* Activity: All lines in the records below that hold "奇怪的三兄弟" are to be shown.

* Record set:
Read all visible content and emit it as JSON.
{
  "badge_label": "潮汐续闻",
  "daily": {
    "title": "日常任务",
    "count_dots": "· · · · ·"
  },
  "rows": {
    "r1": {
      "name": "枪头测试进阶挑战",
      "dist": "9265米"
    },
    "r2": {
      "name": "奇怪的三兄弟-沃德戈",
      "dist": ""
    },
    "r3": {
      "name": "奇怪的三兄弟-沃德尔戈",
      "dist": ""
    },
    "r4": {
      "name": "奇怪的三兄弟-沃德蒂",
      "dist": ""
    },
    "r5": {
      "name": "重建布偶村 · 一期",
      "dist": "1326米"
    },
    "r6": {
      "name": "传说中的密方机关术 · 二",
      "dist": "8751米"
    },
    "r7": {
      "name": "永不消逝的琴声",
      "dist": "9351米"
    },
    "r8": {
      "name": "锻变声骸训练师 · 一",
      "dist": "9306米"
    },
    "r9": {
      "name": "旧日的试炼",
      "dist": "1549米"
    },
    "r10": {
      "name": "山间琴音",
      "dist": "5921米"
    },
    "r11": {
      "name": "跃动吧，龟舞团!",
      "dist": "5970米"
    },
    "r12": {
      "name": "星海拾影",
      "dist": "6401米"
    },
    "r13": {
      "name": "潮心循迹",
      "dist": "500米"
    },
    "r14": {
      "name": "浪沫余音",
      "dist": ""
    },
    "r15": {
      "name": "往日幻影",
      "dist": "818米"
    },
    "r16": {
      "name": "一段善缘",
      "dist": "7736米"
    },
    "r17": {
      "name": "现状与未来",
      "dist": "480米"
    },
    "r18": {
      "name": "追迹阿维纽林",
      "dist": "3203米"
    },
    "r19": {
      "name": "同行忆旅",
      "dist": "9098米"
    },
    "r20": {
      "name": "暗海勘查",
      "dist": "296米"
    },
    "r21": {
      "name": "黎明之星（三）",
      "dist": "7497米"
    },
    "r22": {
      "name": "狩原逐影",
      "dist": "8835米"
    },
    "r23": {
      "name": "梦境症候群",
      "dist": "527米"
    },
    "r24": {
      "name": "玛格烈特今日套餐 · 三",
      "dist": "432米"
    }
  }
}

* Response area:
      "name": "奇怪的三兄弟-沃德戈",
      "name": "奇怪的三兄弟-沃德尔戈",
      "name": "奇怪的三兄弟-沃德蒂",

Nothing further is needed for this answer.